Fountain Chambers successfully defend four healthcare workers in the BBC Panorama Whorlton Hall abuse scandal trial

The four healthcare workers from Whorlton Hall hospital faced charges of ill-treating patients. They were represented by Rebecca Brown, Robin Patton, Paul Rooney and Johnathan Walker, who are part of Fountain Chambers specialist criminal team.

The evidence against them came from covert footage recorded by the BBC Panorama team, who sent an undercover reporter to the hospital. After an 8-week trial, all four defendants were acquitted of all charges.
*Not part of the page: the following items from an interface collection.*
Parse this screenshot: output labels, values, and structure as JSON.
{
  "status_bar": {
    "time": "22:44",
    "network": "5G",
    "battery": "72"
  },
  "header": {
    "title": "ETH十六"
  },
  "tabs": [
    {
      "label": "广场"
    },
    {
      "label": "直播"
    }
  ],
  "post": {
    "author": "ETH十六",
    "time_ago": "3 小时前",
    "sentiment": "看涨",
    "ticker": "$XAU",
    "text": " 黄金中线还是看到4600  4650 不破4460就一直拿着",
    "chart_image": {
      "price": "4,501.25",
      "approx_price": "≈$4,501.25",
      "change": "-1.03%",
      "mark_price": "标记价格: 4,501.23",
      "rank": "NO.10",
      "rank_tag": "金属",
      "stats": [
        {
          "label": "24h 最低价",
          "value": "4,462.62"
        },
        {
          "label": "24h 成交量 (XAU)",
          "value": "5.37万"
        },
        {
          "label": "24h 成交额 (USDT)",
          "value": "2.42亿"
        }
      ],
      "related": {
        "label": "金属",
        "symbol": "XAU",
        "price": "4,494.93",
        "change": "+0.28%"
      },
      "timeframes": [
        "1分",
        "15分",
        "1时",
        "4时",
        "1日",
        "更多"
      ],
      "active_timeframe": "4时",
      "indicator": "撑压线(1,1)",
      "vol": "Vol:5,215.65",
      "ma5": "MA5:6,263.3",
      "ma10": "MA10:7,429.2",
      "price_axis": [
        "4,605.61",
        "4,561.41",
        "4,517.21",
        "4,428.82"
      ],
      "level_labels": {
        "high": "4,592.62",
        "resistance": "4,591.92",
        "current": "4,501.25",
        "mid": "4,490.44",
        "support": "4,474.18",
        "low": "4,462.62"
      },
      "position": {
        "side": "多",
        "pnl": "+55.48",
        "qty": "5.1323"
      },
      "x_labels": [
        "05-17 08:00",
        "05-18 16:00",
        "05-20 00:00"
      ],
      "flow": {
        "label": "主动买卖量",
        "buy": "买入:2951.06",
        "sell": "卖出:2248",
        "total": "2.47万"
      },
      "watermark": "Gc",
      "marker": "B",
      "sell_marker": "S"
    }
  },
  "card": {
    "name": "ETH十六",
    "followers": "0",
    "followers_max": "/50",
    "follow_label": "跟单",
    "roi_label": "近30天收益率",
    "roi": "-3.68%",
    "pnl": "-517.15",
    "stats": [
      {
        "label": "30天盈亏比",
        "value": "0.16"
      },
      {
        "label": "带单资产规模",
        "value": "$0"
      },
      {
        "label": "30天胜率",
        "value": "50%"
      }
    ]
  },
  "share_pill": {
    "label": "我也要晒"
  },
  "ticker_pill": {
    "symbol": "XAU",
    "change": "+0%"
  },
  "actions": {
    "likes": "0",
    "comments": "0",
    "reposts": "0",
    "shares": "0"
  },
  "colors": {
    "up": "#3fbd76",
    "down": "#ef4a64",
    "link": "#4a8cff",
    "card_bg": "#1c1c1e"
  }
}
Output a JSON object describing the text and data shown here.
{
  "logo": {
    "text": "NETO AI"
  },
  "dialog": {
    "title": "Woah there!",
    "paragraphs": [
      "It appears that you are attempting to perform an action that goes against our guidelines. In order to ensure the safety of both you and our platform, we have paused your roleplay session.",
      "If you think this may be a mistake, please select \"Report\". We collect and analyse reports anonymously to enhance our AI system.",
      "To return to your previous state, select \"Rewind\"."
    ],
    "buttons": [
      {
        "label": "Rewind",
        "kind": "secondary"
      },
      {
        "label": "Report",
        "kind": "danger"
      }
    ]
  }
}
The case attracted national attention as it exposed the abuse and mistreatment of vulnerable adults with learning disabilities and autism at Whorlton Hall, a privately-run NHS-funded unit in County Durham. The BBC Panorama programme showed some staff members intimidating, mocking and restraining patients in a culture of “psychological torture”. A police investigation was launched and 16 staff suspended. The hospital was closed down and all the patients were transferred to other services. A Safeguarding Adults Review was also conducted to examine the systemic failures that allowed such abuse to happen.

The defence lawyers argued that the footage was selective and misleading, and that the staff were acting in accordance with their training and policies. They also challenged the credibility and reliability of the undercover reporter and some of the witnesses. They presented evidence of positive interactions between the staff and the patients, and highlighted the complex and challenging nature of the work environment. They claimed that their clients were scapegoats for a wider problem in the sector.

The jury accepted their arguments and found all four defendants not guilty of all charges after deliberating for less than two days. The verdicts were welcomed by the defence team, who said that their clients had been unfairly vilified and had suffered immense stress and anxiety during the investigation and trial.

Rebecca Brown and Robin Patton acted for Darren Lawton and Niall Mellor respectively, instructed by Peter Hamill of Meikles, Solicitors. Paul Rooney acted for Sabah Mahmood, instructed by Amy Hossack. Jonathan Walker acted for the fourth defendant, instructed by Ben Pegman of Hewitts Solicitors.

News articles:

Phil Morley as lead junior secures murder conviction

Phil Morley of Chambers, lead by Mark McKone KC, secured a murder conviction against Leighton Amies. He was 14 years old at the time of the offence (the reporting ban has been lifted) and used a kitchen knife to stab another 14-year-old boy in the chest, killing him almost instantly. After doing it he made the comment to the deceased’s friends, “your boy has been wetted.”

News reports: BBC, The Guardian, The Independent


Property Investors Found Not Guilty

Following a seven-year investigation a married couple who invested in property and businesses have been found not guilty of charges under the Financial Services and Markets Act 2000 and other consumer legislation.

The not guilty verdicts followed a series of hearings in which Mr Patton and Mr Rooney challenged the legality of property searches and the admissibility of expert evidence.

On Monday 13 March 2023, the prosecution offered no evidence against the couple.

Robin Patton, instructed by Gerald Armstrong Solicitors, Sunderland, represented the husband and Paul Rooney, instructed by Angus Westgarth Solicitors, Sunderland represented the wife.

Richard Bennett appointed District Judge (MC)

Fountain Chambers is delighted to announce that Richard Bennett has been appointed as a District Judge (Magistrates’ Courts). The Lord Chief Justice has deployed him to the North Eastern Circuit, based at Doncaster Magistrates’ Court, with effect from 27 February 2023.

Richard Anthony Bennett will be known as District Judge (Magistrates’ Courts) Bennett. He was called to the Bar (Inner Temple) in 1996. He was appointed as a Deputy District Judge in 2019, and was head of the regulatory and criminal team in Chambers from 2014.

Paul Rooney successful at the Court of Appeal

Paul Rooney appeared before the Court of Appeal (Criminal Division) on behalf of the CPS, to argue why a sentence of 9 years on a plea of guilty, in relation to a Conspiracy to supply Class A Drugs, was not manifestly excessive. The appellant was represented by a Silk on a privately paid basis. The appeal was dismissed, the court agreeing with the submissions of Mr Rooney.